### Activity:
Copy out every line in the entries below that includes "días".

### Data to examine:
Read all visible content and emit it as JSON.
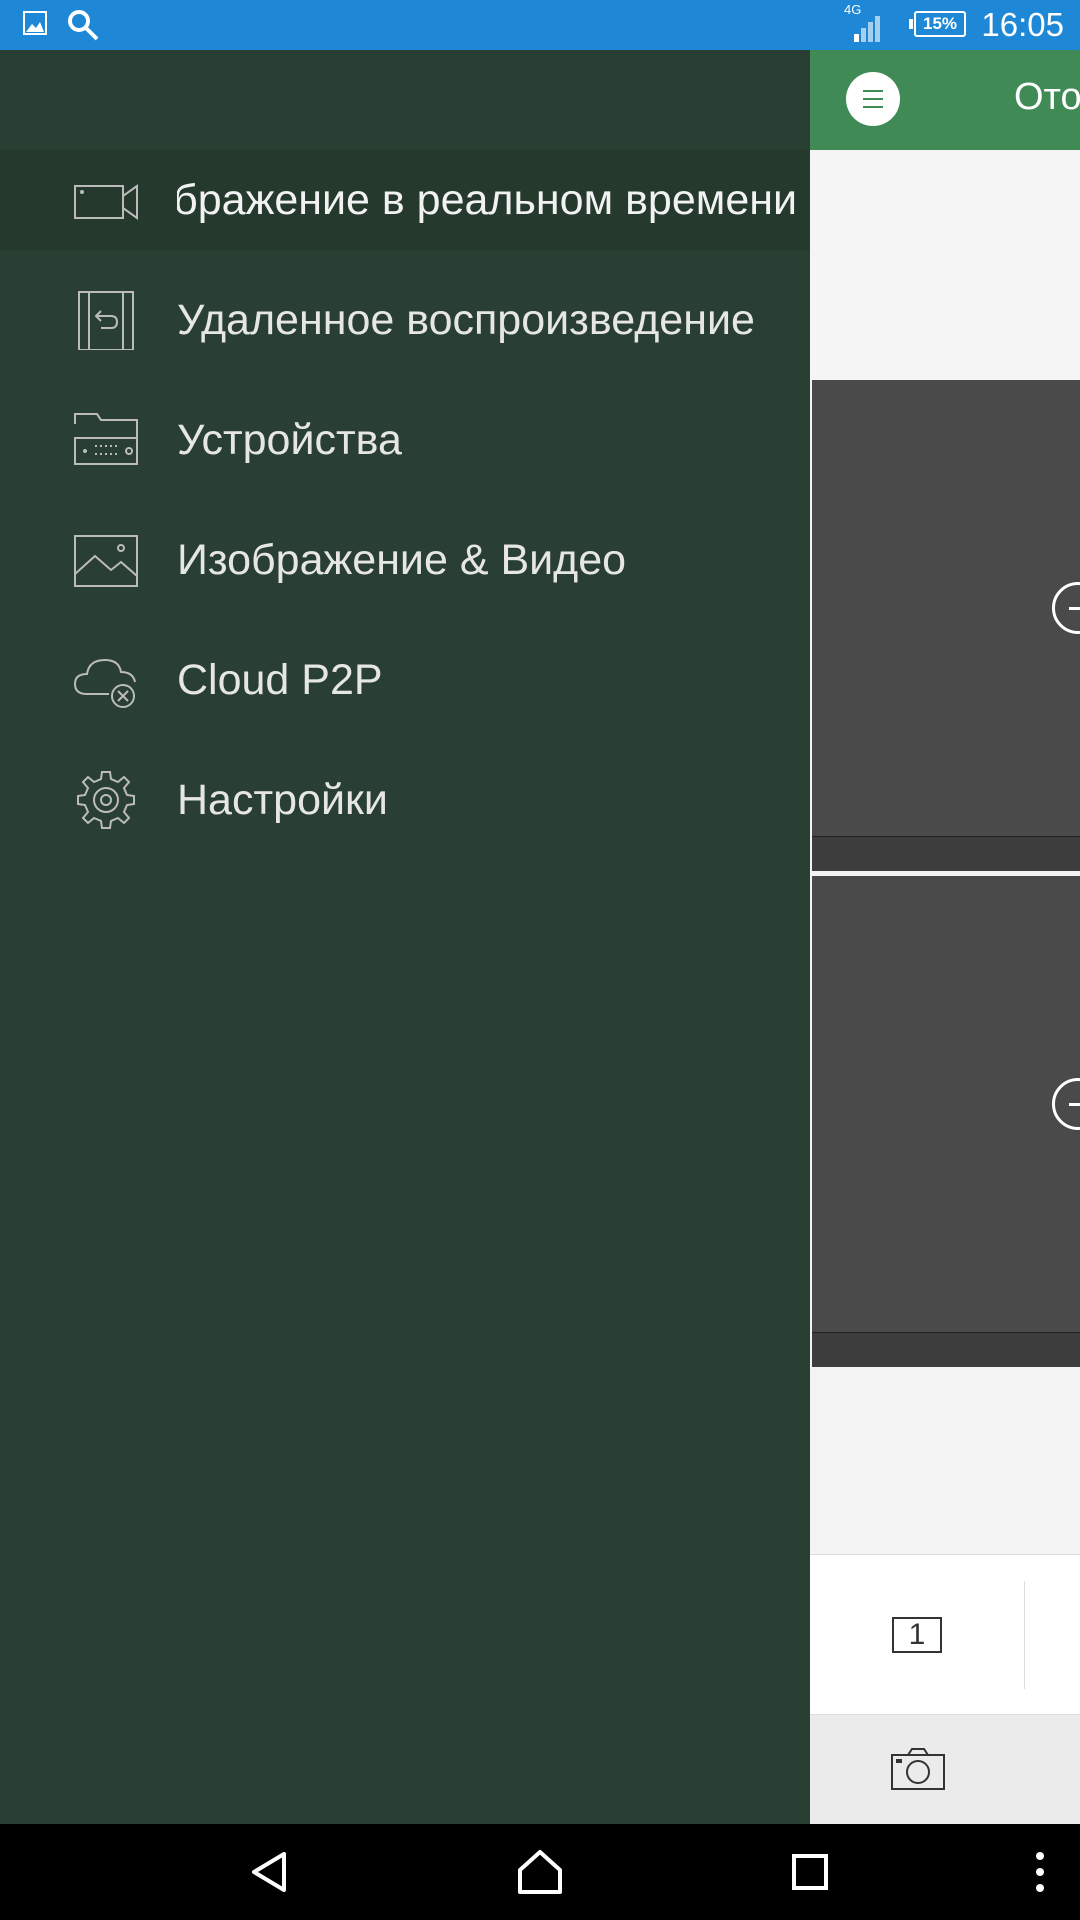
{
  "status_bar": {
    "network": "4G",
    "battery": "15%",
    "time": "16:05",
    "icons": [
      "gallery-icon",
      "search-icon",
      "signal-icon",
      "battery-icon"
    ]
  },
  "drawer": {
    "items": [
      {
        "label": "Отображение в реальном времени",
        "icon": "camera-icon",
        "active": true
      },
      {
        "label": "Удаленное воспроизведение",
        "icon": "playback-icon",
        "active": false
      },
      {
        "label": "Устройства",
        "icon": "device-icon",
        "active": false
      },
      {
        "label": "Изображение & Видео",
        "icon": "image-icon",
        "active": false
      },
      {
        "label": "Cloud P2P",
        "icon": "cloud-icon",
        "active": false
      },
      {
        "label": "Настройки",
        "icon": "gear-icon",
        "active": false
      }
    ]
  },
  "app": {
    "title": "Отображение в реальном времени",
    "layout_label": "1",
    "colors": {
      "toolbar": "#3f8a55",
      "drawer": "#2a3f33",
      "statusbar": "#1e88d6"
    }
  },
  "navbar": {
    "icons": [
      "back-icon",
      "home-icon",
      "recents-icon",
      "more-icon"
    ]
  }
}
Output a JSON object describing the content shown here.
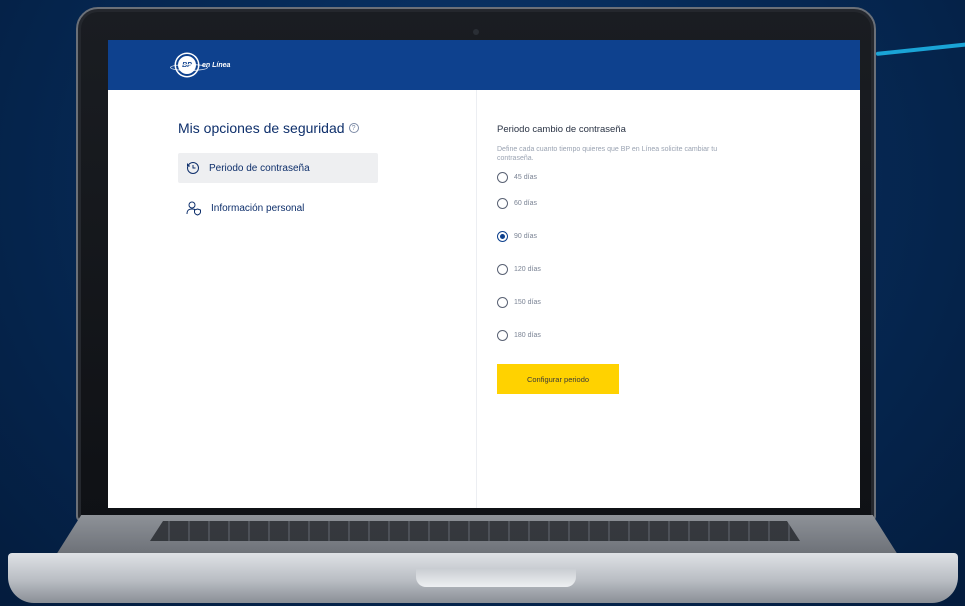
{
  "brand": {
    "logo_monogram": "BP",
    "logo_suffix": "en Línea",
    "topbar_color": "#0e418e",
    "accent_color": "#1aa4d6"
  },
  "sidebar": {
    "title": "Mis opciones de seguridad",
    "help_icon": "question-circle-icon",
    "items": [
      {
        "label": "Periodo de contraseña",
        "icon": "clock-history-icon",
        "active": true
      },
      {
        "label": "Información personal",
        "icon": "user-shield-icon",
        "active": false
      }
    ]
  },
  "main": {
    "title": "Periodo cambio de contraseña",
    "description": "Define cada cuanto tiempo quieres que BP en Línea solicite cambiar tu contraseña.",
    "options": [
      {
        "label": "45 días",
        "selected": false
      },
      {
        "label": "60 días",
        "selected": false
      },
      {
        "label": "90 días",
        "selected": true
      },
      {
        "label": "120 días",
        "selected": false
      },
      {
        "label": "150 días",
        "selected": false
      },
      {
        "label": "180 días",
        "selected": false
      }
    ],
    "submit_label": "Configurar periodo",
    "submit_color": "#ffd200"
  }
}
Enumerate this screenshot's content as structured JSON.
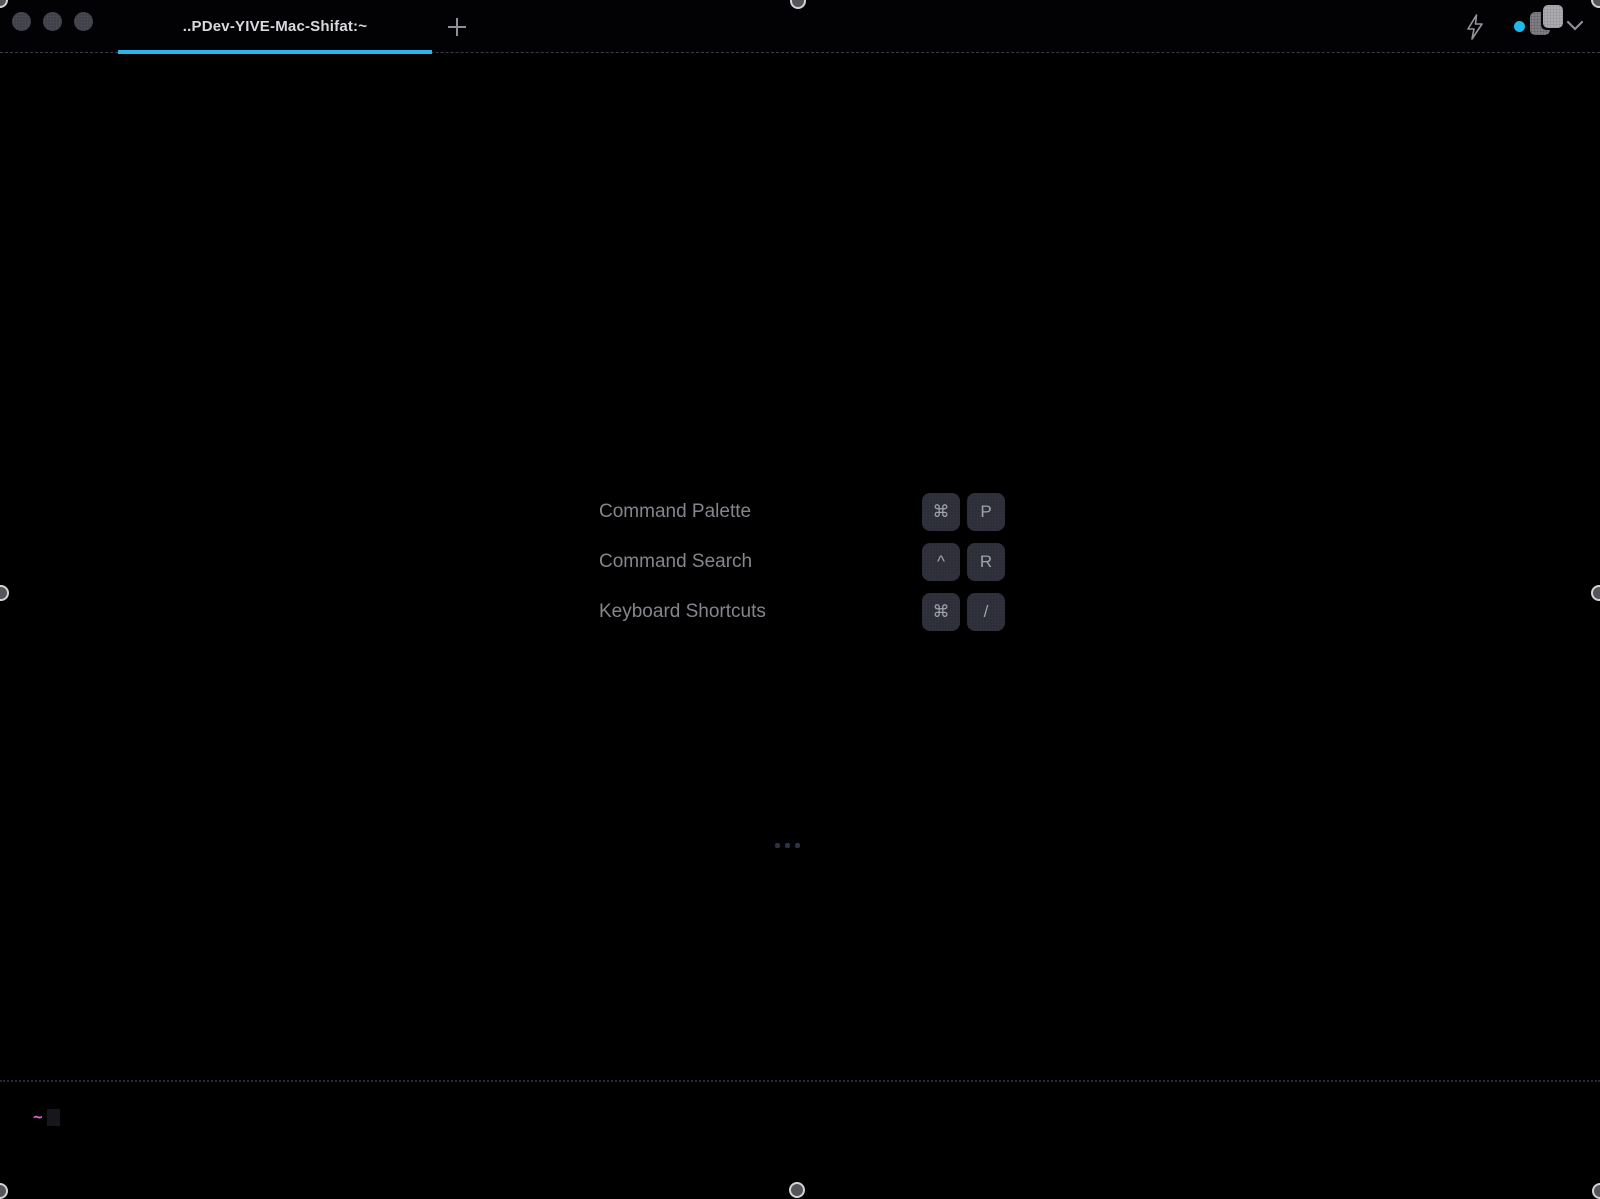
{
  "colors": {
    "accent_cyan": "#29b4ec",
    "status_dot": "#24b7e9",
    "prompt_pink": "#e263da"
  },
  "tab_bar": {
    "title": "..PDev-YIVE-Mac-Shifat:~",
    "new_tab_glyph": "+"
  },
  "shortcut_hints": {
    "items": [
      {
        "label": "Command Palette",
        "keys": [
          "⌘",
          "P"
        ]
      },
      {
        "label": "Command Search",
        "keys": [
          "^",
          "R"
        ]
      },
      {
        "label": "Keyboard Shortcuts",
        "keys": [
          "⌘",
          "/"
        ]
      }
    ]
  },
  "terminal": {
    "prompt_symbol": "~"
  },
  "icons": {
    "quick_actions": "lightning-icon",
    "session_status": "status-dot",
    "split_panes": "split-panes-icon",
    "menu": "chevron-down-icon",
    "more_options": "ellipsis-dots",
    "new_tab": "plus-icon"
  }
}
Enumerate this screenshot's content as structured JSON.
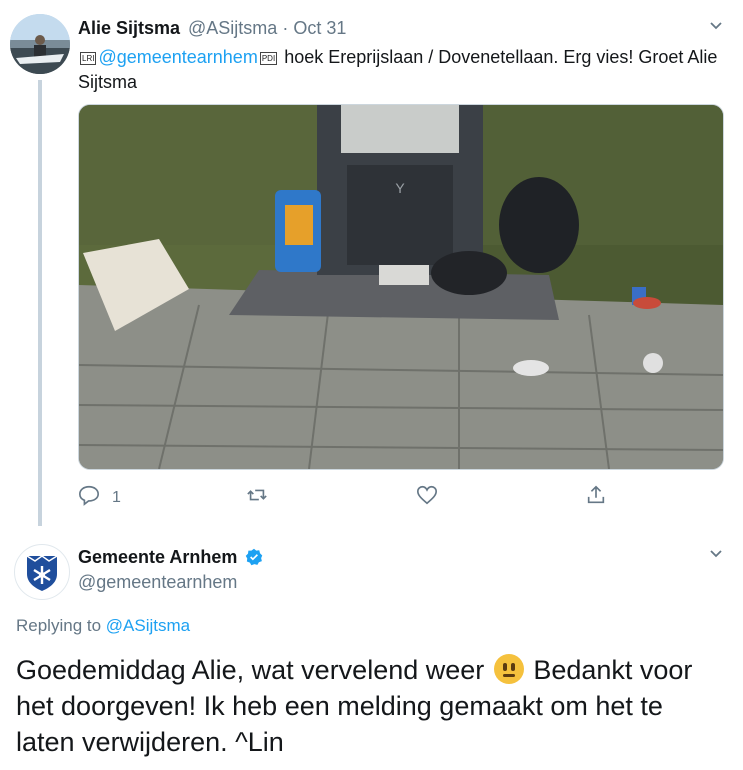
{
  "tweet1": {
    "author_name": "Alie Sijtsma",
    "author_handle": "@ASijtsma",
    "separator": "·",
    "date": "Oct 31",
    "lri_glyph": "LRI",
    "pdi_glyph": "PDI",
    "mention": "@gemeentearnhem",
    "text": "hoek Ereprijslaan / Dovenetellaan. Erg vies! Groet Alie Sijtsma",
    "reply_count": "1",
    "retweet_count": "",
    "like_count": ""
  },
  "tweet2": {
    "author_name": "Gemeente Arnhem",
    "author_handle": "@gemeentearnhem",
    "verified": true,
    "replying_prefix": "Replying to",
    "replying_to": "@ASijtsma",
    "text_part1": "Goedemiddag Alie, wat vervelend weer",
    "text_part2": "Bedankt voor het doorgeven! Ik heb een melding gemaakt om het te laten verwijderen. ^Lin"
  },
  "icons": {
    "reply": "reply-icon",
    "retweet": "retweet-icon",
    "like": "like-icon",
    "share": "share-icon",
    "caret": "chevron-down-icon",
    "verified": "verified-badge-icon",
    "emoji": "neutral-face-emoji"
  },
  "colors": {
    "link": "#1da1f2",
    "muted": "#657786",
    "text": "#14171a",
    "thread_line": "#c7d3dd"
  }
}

### Reply to the exercise:
        "label": "45 días",
        "label": "60 días",
        "label": "90 días",
        "label": "120 días",
        "label": "150 días",
        "label": "180 días",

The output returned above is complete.